EXERCISE REQUIREMENTS >>
Output all the data exactly.

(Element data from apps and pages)
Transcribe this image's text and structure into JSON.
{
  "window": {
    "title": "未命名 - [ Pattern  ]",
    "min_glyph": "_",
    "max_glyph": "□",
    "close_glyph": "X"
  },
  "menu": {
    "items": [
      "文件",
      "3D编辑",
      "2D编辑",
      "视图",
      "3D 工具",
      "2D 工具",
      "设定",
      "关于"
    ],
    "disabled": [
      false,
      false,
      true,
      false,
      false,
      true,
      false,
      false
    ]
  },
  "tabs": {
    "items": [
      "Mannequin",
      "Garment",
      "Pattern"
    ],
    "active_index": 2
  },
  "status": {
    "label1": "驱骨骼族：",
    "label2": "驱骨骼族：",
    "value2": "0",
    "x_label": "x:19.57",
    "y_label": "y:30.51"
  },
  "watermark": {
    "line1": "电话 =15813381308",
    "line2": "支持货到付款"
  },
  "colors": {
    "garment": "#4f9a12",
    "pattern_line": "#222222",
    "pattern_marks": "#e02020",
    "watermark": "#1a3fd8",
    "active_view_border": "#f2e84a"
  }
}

SOLUTION FOR THIS TASK >>
Transcribe this image's text and structure into JSON.
{
  "window": {
    "title": "未命名 - [ Pattern  ]",
    "min_glyph": "_",
    "max_glyph": "□",
    "close_glyph": "X"
  },
  "menu": {
    "items": [
      "文件",
      "3D编辑",
      "2D编辑",
      "视图",
      "3D 工具",
      "2D 工具",
      "设定",
      "关于"
    ],
    "disabled": [
      false,
      false,
      true,
      false,
      false,
      true,
      false,
      false
    ]
  },
  "tabs": {
    "items": [
      "Mannequin",
      "Garment",
      "Pattern"
    ],
    "active_index": 2
  },
  "status": {
    "label1": "驱骨骼族：",
    "label2": "驱骨骼族：",
    "value2": "0",
    "x_label": "x:19.57",
    "y_label": "y:30.51"
  },
  "watermark": {
    "line1": "电话 =15813381308",
    "line2": "支持货到付款"
  },
  "colors": {
    "garment": "#4f9a12",
    "pattern_line": "#222222",
    "pattern_marks": "#e02020",
    "watermark": "#1a3fd8",
    "active_view_border": "#f2e84a"
  }
}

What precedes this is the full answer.